/ 28 August 2023

South Africa’s consumer food inflation likely to continue slowing

Woolworths, Shoprite, Spar test consumers’ resilience with higher prices
Consumer confidence has rebounded from the low recorded in the second quarter, but it remains firmly within depressed territory. Photo: Waldo Swiegers/Bloomberg/Getty Images

One would be forgiven for missing crucial economic data releases during the busy calendar of the Brics summit held this past week in Johannesburg. One such data was the inflation figures, which showed that South Africa’s headline consumer inflation fell to 4.7% in July 2023 — the lowest since July 2021 — from 5.4% in June. This was better than the market’s forecast of 4.9%. The sharp fuel price deflation and easing food price pressures were some of the main drivers of this deceleration in headline inflation.

I was particularly watching the data in the food category of the inflation basket, which had remained elevated over the past few months, a trend that we saw globally. But the recent data paint a promising picture. For example, South Africa’s consumer food inflation slowed in July, recorded at 10% from 11.1% in the previous month. 

The product prices underpinning this deceleration are primarily bread and cereals; meat; fish; and oils and fats. Although there are renewed risks in global agriculture, such as India’s decision to ban specific categories of rice exports and the Black Sea Grain Deal Initiative that facilitated grains and oilseeds exports from Ukraine terminated, we are still optimistic that South Africa’s consumer food inflation will continue to slow during the second half of the year. 
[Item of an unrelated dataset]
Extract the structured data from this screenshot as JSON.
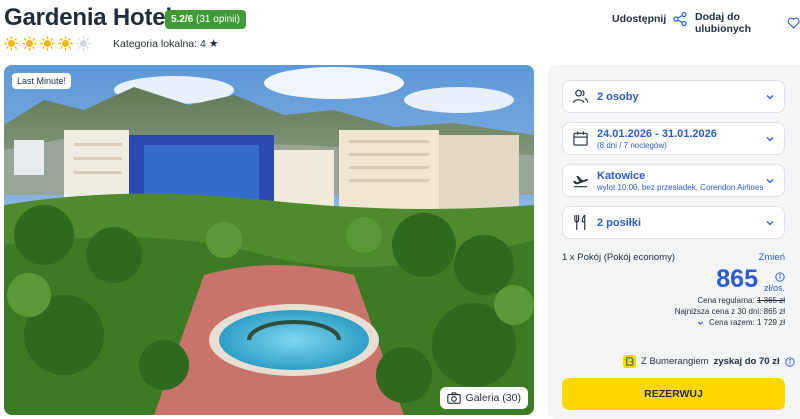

The products that could underpin the slowing food inflation trend will probably remain similar to those in the past few months. Notably, red meat prices, which have softened at the farm level, should continue on this trend at the retail level in the coming months. Fruit prices should also remain affordable because of improved domestic supplies. 
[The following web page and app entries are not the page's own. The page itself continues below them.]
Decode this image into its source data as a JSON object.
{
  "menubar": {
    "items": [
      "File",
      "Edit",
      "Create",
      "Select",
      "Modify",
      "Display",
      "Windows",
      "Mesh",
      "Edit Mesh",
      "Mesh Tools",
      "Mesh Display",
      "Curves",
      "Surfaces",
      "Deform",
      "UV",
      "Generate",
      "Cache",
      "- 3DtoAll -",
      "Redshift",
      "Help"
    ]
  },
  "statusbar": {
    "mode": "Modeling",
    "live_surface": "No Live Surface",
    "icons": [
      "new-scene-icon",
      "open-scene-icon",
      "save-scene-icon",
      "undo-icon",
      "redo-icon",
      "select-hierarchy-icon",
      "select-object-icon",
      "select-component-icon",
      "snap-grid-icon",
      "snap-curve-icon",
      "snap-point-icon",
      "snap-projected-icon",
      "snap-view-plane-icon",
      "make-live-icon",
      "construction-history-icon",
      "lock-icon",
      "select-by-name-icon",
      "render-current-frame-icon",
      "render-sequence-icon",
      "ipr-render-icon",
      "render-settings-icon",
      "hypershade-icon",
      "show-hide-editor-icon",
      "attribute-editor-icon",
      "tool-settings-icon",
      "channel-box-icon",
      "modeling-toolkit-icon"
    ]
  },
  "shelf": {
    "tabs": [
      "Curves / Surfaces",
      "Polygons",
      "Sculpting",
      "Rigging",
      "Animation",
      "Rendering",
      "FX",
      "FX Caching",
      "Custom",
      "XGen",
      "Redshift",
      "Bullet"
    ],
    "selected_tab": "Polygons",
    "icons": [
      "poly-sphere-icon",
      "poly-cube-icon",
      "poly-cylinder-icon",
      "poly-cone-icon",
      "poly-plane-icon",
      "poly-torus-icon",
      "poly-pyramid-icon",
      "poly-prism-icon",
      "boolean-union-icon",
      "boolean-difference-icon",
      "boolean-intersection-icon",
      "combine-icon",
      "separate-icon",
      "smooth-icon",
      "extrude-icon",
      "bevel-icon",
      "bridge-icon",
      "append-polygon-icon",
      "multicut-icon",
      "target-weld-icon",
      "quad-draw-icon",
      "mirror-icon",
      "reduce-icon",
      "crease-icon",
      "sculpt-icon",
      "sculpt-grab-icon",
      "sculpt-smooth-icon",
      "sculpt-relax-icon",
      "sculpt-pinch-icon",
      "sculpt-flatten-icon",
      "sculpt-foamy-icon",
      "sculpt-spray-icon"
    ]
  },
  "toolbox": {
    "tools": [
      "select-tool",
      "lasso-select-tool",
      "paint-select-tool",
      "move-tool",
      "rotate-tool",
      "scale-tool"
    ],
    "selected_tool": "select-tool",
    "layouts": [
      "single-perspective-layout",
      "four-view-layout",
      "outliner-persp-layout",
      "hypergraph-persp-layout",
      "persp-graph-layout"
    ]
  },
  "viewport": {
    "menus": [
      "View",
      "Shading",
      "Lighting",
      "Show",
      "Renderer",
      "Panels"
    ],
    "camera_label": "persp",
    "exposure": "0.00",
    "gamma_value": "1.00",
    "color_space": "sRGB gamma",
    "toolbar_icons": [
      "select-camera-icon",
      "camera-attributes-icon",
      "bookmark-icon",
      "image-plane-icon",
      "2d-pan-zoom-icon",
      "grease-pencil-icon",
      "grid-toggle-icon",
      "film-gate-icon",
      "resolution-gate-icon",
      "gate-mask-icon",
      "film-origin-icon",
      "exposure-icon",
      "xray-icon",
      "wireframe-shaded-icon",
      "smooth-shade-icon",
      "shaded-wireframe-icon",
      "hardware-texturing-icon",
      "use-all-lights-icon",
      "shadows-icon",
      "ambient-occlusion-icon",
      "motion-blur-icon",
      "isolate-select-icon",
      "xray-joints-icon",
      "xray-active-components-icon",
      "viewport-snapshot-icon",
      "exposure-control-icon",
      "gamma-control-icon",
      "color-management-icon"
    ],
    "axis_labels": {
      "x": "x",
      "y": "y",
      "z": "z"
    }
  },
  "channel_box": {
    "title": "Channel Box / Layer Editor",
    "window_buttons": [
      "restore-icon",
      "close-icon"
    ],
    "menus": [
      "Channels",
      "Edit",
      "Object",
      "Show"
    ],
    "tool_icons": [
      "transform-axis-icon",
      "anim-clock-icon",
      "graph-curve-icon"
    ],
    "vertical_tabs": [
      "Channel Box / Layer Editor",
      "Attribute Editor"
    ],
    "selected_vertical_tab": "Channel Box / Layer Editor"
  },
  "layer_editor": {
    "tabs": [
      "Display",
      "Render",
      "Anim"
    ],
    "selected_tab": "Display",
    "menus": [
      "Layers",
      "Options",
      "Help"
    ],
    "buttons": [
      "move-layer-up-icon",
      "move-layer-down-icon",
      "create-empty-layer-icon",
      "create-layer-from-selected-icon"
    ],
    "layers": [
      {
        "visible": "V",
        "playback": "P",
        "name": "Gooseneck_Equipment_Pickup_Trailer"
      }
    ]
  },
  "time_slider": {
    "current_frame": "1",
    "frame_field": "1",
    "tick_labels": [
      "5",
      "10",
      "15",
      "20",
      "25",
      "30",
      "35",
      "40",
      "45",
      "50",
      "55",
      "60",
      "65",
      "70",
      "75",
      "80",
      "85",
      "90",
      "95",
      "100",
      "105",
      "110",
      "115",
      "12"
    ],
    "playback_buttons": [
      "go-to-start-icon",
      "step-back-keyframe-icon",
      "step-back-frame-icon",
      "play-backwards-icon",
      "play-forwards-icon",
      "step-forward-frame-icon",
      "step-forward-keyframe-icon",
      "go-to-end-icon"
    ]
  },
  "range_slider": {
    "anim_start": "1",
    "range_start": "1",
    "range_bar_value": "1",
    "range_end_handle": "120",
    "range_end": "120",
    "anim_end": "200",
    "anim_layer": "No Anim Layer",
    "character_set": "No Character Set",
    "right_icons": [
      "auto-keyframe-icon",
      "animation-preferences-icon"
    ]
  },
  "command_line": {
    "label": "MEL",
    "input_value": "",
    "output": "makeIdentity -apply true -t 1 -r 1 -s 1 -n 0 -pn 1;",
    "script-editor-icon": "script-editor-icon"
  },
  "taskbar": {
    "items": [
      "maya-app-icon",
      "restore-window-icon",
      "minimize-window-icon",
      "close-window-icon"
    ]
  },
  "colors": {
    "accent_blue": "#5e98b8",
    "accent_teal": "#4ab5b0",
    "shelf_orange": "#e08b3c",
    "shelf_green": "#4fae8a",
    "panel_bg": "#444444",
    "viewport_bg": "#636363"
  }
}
But there are some risks in some food product categories. For example, the recent decline in “oils and fats” products in the inflation basket mirrored the softening price trend we saw in the global environment a few months ago. But this trend may change slightly in the coming months because we are already seeing the changes in the global environment. 

In July 2023, the Food and Agriculture Organisation’s vegetable oil price index was at 130 points, up 12% from June. Significantly, this marked the first increase after seven months of consecutive declines. This increase was a result of Black Sea concerns, mainly sunflower oils, and the subdued production conditions of palm oil, a product South Africa imports in large volume. 

One will have to keep an eye on the global vegetable oil prices because their price trends, over time, may reflect in South Africa, but not in equal proportion to the global price changes.

Regarding the “bread and cereals” product prices, the Black Sea d challenges and India’s rice exports ban remain an upside price risk. With South Africa importing a million tonnes of rice and similarly exposed to wheat imports, the disruption in trade of these commodities and the length of it could have implications on global price and, ultimately, South Africa’s “bread and cereals” component of the food inflation basket. 

Still, I have not seen a material change in prices for now, and we should not be alarmed. What is essential to monitor is the extent of price changes and their duration. Importantly, there is roughly a lag of three to five months between the price changes at farm and retail levels. Hence, I expect the prices of grain-related products in the inflation basket to maintain a softening path regardless of the recent disruption in grain prices. 

Beyond the global dynamics, South Africa has a favourable agricultural season. For example, the 2022-23 maize harvest is estimated at 16.4 million tonnes, 6% higher than the 2021-22 season’s harvest and the second-largest harvest on record. Soybean harvest could reach a record 2.8 million tonnes. 

Be that as it may, the prices of these products are influenced by global developments because we are an open economy interlinked to the world markets. Other field crops and fruits also show prospects for decent harvest this season. 

These increased supplies support the slowing food inflation view I outlined above. But there are now renewed upside global risks and energy costs issues in the domestic market that need constant monitoring.

Wandile Sihlobo is chief economist of the Agricultural Business Chamber of South Africa, author of Finding Common Ground: Land, Equity, and Agriculture and visiting research fellow at the University of the Witwatersrand’s School of Governance.